## Record extracts
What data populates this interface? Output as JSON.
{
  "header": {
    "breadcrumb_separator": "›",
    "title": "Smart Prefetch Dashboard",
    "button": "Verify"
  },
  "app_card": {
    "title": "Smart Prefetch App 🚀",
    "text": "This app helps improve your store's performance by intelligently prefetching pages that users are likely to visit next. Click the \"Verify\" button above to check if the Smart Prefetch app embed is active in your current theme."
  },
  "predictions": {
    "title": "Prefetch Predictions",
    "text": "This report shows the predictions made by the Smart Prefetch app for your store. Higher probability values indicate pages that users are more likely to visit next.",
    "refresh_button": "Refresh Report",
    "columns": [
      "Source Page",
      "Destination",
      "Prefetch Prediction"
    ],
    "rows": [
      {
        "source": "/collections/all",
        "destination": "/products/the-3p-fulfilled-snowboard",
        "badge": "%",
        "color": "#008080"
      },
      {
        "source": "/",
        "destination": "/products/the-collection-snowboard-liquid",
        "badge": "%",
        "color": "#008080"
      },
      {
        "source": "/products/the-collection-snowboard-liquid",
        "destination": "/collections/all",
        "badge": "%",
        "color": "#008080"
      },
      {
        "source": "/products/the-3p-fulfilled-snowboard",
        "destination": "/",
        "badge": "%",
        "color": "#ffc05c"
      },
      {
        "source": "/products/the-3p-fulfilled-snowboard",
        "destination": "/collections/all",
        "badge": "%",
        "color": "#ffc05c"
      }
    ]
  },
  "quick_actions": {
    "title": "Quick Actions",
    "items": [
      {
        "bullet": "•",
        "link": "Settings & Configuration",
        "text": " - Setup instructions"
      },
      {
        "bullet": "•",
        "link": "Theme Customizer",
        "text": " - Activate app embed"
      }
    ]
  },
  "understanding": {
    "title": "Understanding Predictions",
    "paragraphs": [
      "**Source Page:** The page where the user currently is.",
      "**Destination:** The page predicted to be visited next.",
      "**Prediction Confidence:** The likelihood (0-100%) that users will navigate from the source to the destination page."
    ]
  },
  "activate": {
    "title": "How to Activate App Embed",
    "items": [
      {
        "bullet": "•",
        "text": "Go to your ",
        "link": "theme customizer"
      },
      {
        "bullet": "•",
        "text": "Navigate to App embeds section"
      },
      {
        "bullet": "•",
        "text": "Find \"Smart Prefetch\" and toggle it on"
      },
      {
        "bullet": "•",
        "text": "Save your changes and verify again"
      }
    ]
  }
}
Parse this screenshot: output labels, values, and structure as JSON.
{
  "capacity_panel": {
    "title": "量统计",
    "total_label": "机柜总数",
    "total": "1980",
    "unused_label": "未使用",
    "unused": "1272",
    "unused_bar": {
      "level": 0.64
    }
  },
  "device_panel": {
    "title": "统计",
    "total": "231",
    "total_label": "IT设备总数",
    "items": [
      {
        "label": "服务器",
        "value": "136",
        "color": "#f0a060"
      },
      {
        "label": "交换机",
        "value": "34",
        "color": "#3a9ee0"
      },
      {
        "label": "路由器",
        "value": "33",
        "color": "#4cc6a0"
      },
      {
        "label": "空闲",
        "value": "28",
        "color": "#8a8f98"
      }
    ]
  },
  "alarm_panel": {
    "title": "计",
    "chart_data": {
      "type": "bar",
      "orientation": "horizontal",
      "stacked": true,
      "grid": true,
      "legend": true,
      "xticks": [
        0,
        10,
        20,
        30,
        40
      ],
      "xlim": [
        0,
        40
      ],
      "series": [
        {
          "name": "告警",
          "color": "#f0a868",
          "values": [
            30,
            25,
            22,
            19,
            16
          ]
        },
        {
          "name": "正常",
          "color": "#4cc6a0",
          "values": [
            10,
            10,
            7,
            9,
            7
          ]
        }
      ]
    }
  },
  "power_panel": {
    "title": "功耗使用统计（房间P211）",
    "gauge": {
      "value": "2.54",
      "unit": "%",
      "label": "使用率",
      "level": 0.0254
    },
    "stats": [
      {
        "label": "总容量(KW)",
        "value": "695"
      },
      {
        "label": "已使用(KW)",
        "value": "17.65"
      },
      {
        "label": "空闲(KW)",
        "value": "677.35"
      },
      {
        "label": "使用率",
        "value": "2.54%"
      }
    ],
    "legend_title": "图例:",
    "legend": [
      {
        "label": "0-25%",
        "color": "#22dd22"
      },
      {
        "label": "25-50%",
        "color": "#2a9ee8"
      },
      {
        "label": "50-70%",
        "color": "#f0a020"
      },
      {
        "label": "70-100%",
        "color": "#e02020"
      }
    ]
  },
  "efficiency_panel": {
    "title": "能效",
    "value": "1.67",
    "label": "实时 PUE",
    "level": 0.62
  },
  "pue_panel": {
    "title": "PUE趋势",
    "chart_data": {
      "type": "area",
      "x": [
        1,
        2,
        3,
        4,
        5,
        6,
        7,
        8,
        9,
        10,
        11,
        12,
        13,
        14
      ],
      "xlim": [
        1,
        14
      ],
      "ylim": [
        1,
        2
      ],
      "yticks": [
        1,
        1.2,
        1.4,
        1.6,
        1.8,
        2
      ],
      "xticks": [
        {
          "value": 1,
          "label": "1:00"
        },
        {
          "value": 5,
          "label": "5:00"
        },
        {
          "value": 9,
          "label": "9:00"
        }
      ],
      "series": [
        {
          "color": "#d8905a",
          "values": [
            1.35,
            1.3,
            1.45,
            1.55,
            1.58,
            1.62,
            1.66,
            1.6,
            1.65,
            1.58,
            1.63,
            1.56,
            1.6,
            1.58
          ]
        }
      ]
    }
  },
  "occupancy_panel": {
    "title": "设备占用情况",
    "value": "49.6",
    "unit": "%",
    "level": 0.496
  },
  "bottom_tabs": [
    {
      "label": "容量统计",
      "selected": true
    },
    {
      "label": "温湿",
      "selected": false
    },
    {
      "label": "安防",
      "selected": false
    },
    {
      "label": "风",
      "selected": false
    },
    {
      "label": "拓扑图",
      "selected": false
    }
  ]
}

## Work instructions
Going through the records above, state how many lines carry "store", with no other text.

## Written solution
2